They have to wait for windows 7, and auto restore from chip like the systems bios and play startrek
"In other industries, the sequel doesn't do as well as the original!"
That's so true! Like in the aircraft industry. Those ridiculous 747 things are nothing compared to the Write brother's plane!
Of course, aircraft are totally unrelated. Bad sequels are totally the norm in the much more relevant movie industry.
NASA-now powered by Lawyers
I bet the legal fees, the political correctness, and racial quotas enforced on every design team/contractor/subcontractor requirement had plenty to do with overruns. Plus the usual siphoning for pork, which lawyer/lawmakers are ever-so-good at.
Can you imagine the liability concerns of a moon project? A failure could cause "emotional duress" on thousands of people and they'd all sue. Not to mention the astronauts' families.

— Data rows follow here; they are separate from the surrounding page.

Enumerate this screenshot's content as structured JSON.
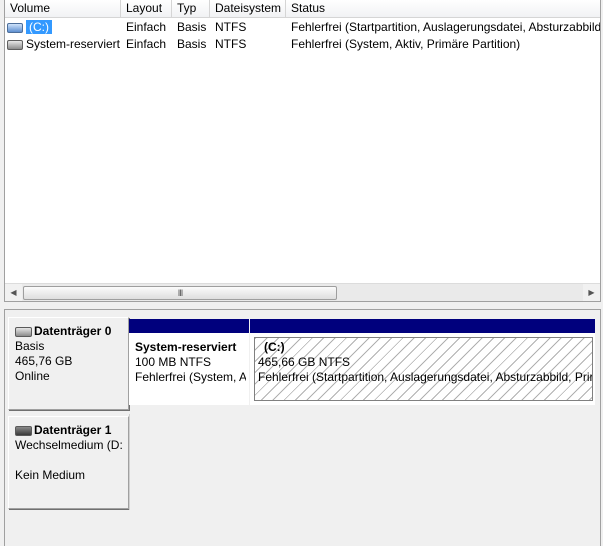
{
  "columns": {
    "volume": "Volume",
    "layout": "Layout",
    "typ": "Typ",
    "dateisystem": "Dateisystem",
    "status": "Status"
  },
  "volumes": [
    {
      "name": "(C:)",
      "layout": "Einfach",
      "typ": "Basis",
      "fs": "NTFS",
      "status": "Fehlerfrei (Startpartition, Auslagerungsdatei, Absturzabbild"
    },
    {
      "name": "System-reserviert",
      "layout": "Einfach",
      "typ": "Basis",
      "fs": "NTFS",
      "status": "Fehlerfrei (System, Aktiv, Primäre Partition)"
    }
  ],
  "scrollbar": {
    "thumb_glyph": "III"
  },
  "disks": [
    {
      "title": "Datenträger 0",
      "type": "Basis",
      "size": "465,76 GB",
      "state": "Online",
      "partitions": [
        {
          "name": "System-reserviert",
          "size": "100 MB NTFS",
          "status": "Fehlerfrei (System, A"
        },
        {
          "name": "(C:)",
          "size": "465,66 GB NTFS",
          "status": "Fehlerfrei (Startpartition, Auslagerungsdatei, Absturzabbild, Prir"
        }
      ]
    },
    {
      "title": "Datenträger 1",
      "type": "Wechselmedium (D:",
      "size": "",
      "state": "Kein Medium"
    }
  ],
  "colors": {
    "partition_bar": "#00007d",
    "selection": "#3399ff"
  }
}
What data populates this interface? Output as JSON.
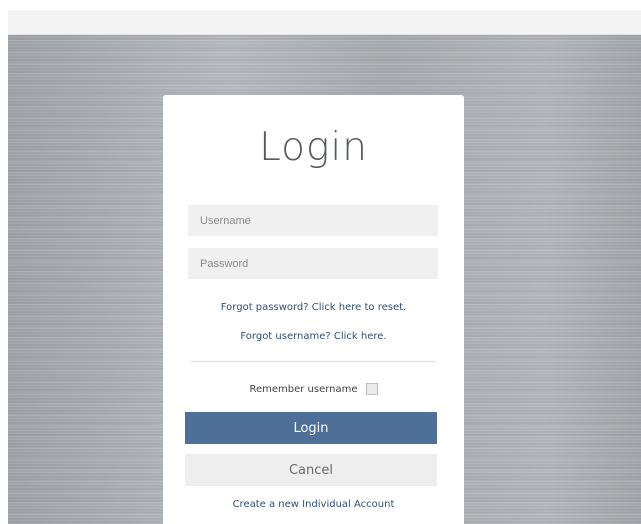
{
  "login": {
    "title": "Login",
    "username_placeholder": "Username",
    "password_placeholder": "Password",
    "forgot_password_link": "Forgot password? Click here to reset.",
    "forgot_username_link": "Forgot username? Click here.",
    "remember_label": "Remember username",
    "remember_checked": false,
    "login_button": "Login",
    "cancel_button": "Cancel",
    "create_account_link": "Create a new Individual Account"
  },
  "colors": {
    "primary_button": "#4e7098",
    "link": "#2e4f7c",
    "field_background": "#f0f0f0",
    "backdrop": "#a9adb1"
  }
}
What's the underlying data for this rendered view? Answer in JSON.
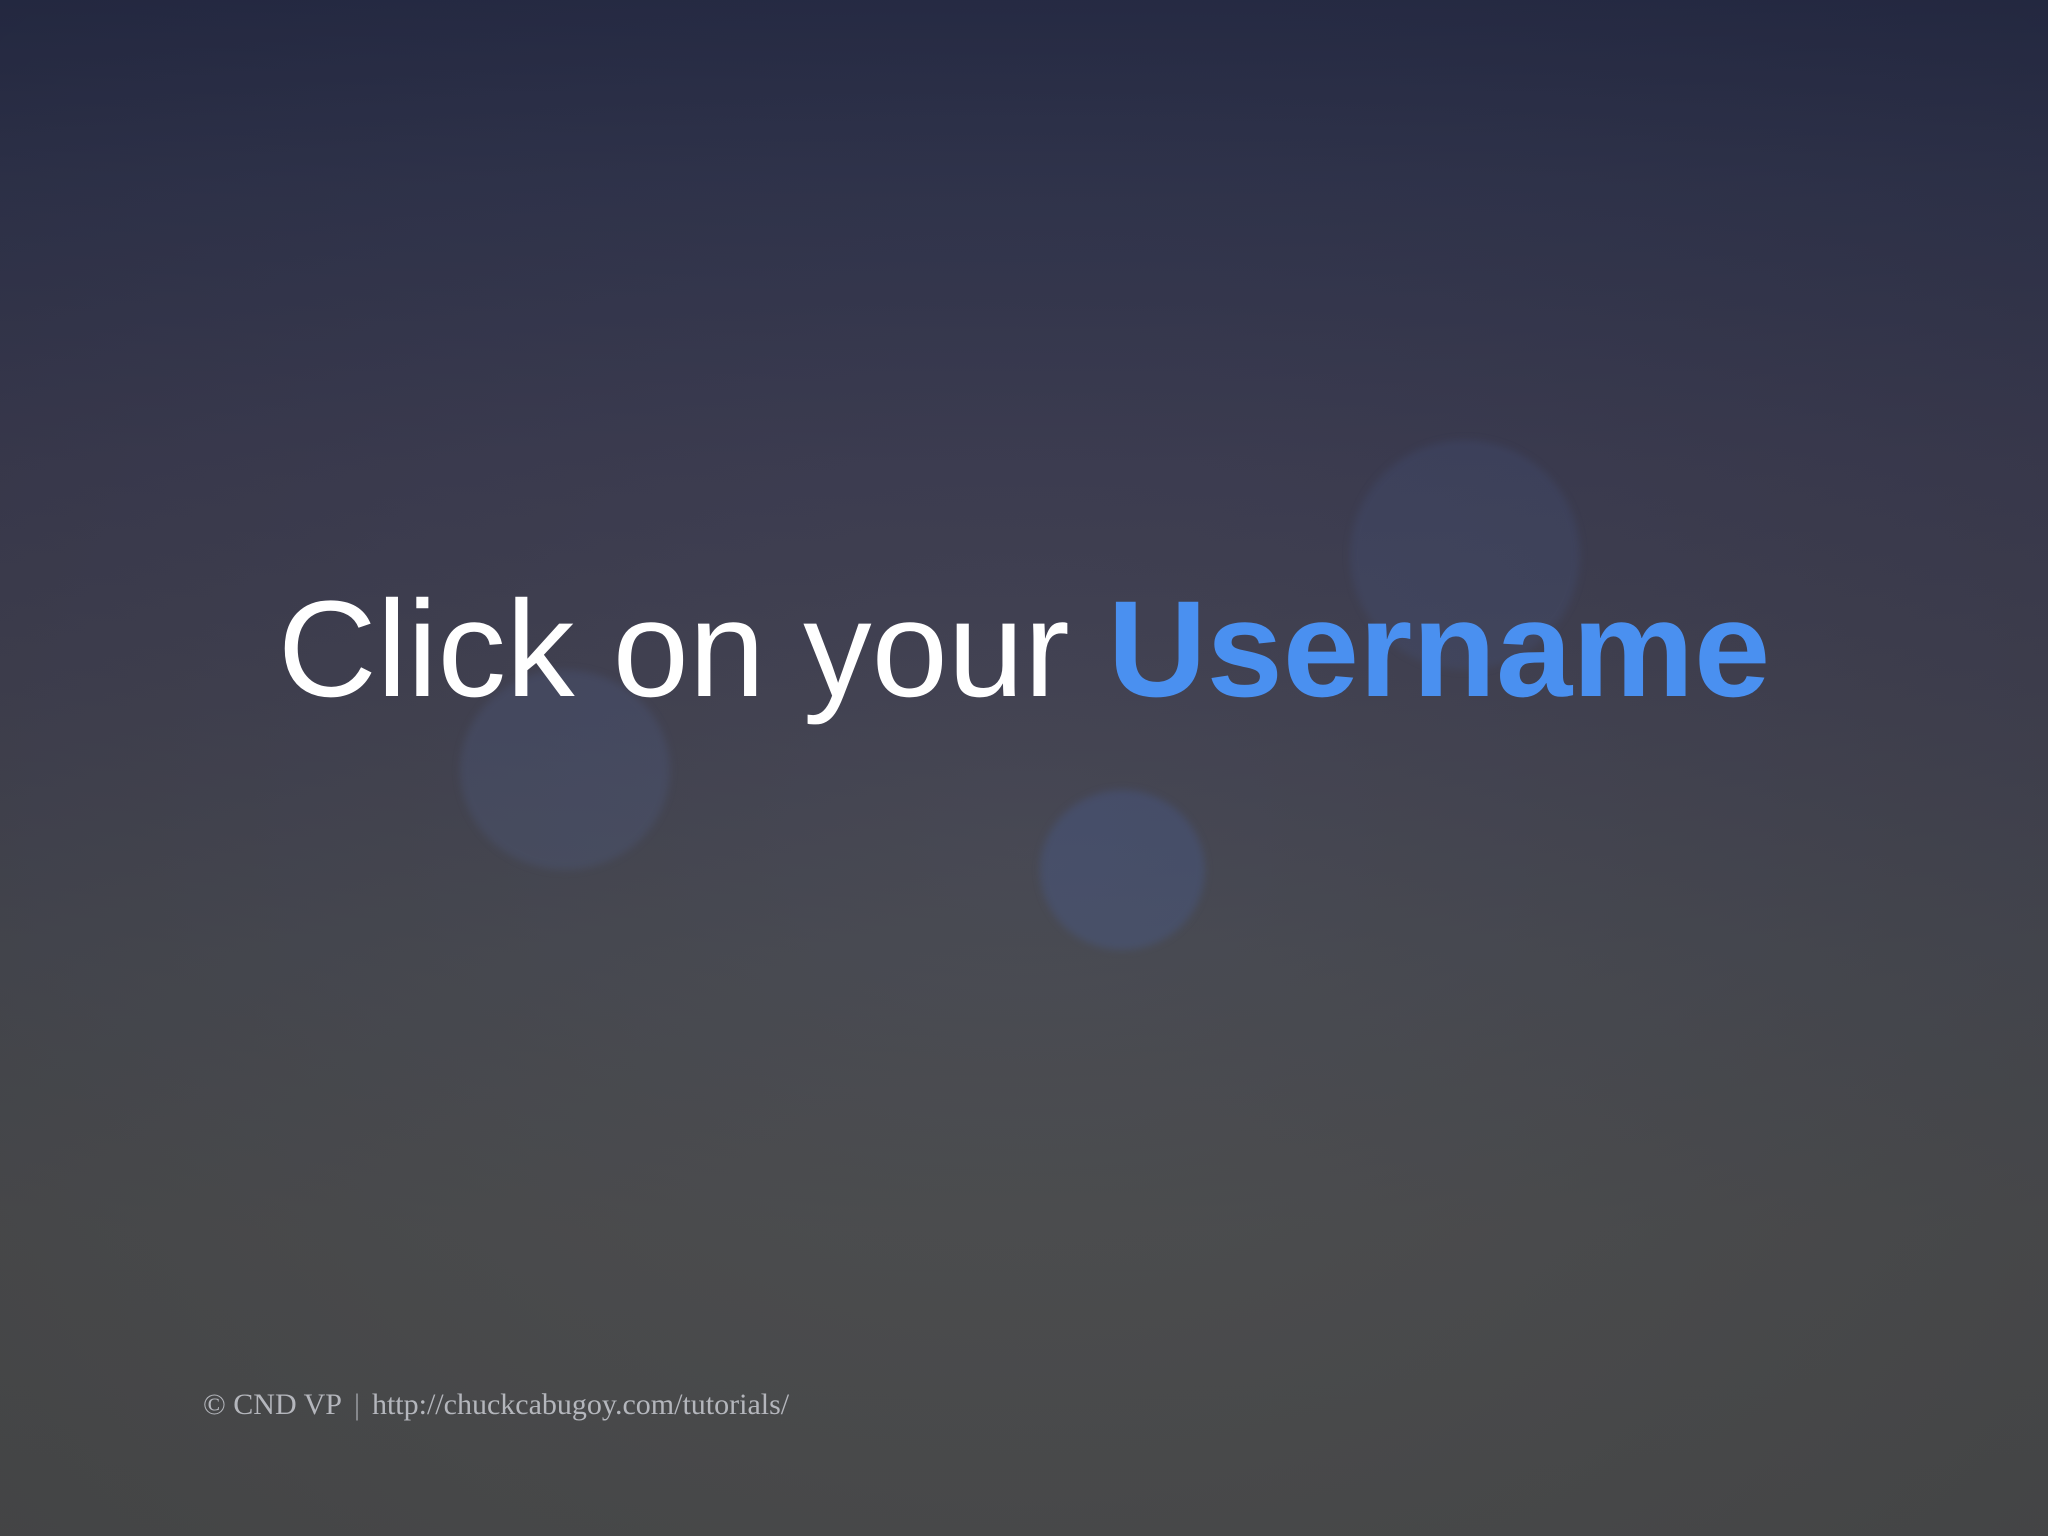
{
  "slide": {
    "headline_main": "Click on your ",
    "headline_highlight": "Username",
    "highlight_color": "#4a90f0"
  },
  "footer": {
    "copyright": "© CND VP",
    "separator": "|",
    "url": "http://chuckcabugoy.com/tutorials/"
  }
}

Plus all those astronauts passed up for the first flights, "discriminated" against for not being in the prestegious first flight, "held back by The Man" because "they couldn't help the way they were born"-just a little slower, a little less intelligent, a little less an engineer, etc. than the guy who was chosen...
Plus, you've got to "represent" all races and religions so no one is "offended". Even if one race/gender/religion/orientation is less than .01% of the population, they have to get equal airtime. Any group not represented in prestige flights will surely sue as well.
What? hardware? Rockets? Are you insane? We can't allow such a risk of litigation!
Lawyers-what's *really* wrong with this country.
Been done before
chuck the Russians a few Million dollars, and buy the Energia design, use that as the basis and develop it.
or do likewise with ESA and Ariene 5,
complete? no, but a good starting point.
or dust of the NERVA project...
use a Saturn-VI (saturn-V with better controls and fuels) as a heavy lifter, something smaller and simpler as a crew launcher, that *just* puts people up and down, let the truck do the heavy stuff.
the problem is not doing it, its doing it god alone knows how many times, in different groups.
ideal solution.. use something based on Soyuz as a crew launcher/lander. need to launch more than three people? use more than one of them.
use Ariene as a heavy lifter, again in multiple if needed.
let the yanks design the stuff they carry.
then get the Chinese to build it, or at least the common production run bits.
don't commission *one* of something, make a run larger to get some economies of scale.
stop buggering about with space planes, KISS.
Could save money and time and just design the next shuttle to be travel worthy
Using carbon fibre, cavlar. Titanium mesh hull with am aerogel pocket